Innumerous guides give you hints about how to be effective in space and time. In fact, being effective usually means doing things quickly. However, 90% of managers squander their time in all sorts of ineffective activities (Bruch, Ghoshal 2002). They waste time dealing with red tape and spend too little time planning and solving problems (Ulrych 2013). Why don’t they slow down? After all managers who take effective action (those who make difficult, even seemingly impossible things happen) rely on a combination of two traits: focus and energy. And yet “Spending adequate time in each phase of the PDCA (i.e. Plan-Do-Check-Act) cycle is imperative to having a smooth and meaningful quality improvement process” (Gorenflo, Moran 2010). When introducing an organizational change “there is the need to go slow to go fast” meaning that “Investing sufficient time and effort to gain attention and secure approval will increase the likelihood that organizations will adopt change” (Cramm 2016). Managers should take their time because speeding up things is not always a cure for solving business problems (Honore 2016). Even speeding up the training process and making it too easy will not help trainees to learn (Jagodzińska 2008, p.273). It takes time. Many experts say one should reduce the workload to work better. In the end to do less is to do more. If the working hours are reduced it will lead to better work (see number of working hours in Norway and Finland) (Sohn et.al., 2015, p.72). And by the way: a study has shown that the fact that you have to be slower when you take notes by hand in comparison to typing is what makes learning more useful in the long run (see: www.npr.org; Mueller et al., 2014). When writing with a pencil you carefully bring out your thoughts with words and sketches because you are incapable to write more words. When typing you do it thoughtlessly.
There is nothing wrong with procrastinating if the time used to work out the problem helps us to come up with a better solution. Do you happen to know the “bugger me! that’s it!” feeling when something valuable comes your mind when having a shower or watching TV? It doesn’t often happen to you at work but especially when you are away from work. We just have to postpone our decisions and sleep it over. In the ROWE (abbr. Results Only Work Environment) hrm strategy (Ressler, Thompson 2012) employees are paid for results (output) rather than the number of hours worked. An employee’s performance is mostly not a question of time but rather of personal energy and how it is directed: “Most large organizations invest in developing employees’ skills, knowledge, and competence. Very few help build and sustain their capacity—their energy—which is typically taken for granted. In fact, greater capacity makes it possible to get more done in less time at a higher level of engagement and with more sustainability” (Schwartz T., McCarthy 2007). The value of short breaks after 90-120 minutes at the workstation is indispensable.
Even if you are reluctant to the whole idea, just slow down to think twice to be sure that you don’t make a mistake. Make it your habit to see whether it suits you.

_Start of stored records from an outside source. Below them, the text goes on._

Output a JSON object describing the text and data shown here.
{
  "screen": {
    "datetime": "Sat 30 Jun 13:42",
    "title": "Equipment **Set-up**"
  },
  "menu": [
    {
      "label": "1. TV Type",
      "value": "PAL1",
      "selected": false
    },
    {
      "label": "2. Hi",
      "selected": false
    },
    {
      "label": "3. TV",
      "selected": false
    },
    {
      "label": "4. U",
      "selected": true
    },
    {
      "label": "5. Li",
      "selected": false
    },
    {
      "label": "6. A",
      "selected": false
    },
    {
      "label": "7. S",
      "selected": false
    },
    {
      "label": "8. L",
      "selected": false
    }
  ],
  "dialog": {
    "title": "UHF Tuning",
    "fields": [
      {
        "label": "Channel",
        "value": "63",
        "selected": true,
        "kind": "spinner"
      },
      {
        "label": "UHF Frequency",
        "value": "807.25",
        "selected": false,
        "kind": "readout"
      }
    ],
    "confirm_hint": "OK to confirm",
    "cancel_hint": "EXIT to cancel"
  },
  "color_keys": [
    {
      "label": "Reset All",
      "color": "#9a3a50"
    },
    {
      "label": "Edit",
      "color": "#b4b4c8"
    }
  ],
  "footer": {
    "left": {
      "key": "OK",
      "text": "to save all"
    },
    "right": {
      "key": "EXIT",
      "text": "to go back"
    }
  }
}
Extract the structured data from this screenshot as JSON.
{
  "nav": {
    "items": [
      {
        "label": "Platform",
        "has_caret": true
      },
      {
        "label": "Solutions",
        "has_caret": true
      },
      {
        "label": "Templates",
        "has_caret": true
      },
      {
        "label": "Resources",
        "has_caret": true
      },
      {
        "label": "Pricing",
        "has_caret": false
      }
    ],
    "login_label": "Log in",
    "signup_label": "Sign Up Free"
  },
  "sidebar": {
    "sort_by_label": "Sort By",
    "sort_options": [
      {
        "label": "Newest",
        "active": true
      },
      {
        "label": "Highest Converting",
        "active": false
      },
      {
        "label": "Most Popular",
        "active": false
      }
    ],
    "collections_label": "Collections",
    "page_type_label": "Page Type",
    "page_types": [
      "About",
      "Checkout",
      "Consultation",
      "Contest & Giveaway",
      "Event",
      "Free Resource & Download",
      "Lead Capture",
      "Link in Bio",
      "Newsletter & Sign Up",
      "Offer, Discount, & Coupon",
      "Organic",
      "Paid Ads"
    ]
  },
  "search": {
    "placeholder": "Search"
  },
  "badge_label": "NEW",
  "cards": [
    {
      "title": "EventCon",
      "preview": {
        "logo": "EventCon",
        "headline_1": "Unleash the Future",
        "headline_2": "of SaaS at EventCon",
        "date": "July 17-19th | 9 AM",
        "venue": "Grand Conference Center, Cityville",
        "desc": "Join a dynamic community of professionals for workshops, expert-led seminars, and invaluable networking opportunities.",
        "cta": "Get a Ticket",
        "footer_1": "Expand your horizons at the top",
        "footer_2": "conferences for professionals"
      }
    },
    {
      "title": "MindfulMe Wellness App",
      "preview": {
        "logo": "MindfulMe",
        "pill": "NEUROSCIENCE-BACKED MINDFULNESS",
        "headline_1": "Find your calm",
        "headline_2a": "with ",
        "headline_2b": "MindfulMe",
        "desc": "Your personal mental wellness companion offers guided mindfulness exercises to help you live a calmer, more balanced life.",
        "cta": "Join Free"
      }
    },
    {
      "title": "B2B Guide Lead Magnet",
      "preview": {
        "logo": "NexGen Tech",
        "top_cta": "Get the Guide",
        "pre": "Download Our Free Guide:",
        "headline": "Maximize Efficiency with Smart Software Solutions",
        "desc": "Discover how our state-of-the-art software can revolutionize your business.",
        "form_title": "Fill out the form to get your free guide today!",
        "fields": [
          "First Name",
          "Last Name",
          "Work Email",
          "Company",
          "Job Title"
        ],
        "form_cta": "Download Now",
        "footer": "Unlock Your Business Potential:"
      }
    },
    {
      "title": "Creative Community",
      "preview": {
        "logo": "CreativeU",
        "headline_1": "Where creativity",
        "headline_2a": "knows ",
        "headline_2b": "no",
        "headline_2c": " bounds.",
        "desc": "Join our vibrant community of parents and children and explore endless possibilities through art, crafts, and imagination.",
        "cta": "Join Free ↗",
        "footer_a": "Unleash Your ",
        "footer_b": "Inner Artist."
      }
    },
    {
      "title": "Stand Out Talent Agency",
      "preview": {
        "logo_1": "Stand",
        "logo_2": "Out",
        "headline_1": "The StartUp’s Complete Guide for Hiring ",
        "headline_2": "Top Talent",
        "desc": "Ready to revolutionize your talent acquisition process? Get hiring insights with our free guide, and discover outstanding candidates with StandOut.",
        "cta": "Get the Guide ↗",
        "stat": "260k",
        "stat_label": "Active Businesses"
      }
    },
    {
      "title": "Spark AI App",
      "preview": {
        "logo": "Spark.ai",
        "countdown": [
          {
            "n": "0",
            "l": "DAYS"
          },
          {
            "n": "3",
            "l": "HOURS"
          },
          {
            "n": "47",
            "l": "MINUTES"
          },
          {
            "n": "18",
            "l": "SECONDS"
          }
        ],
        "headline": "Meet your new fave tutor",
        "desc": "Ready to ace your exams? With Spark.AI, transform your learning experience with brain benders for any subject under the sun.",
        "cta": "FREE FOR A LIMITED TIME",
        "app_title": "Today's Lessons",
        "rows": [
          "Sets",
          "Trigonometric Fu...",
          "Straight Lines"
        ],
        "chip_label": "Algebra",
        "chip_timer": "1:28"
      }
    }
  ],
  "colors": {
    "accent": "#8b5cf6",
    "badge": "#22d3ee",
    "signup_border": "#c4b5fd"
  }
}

Having done it and still your answer is not affirmative (“the idea is just sheer stupidity, I must dash”) you accidently on purpose participate in it twofold: (1) you have reached the end of this English-written paper that probably made you read a little bit slower and more concentrated (you are a Pole, aren’t you?), and (2) it made you think and ask yourself at least a one question. I daresay your slow skills development is rolling in the right direction. Be patient.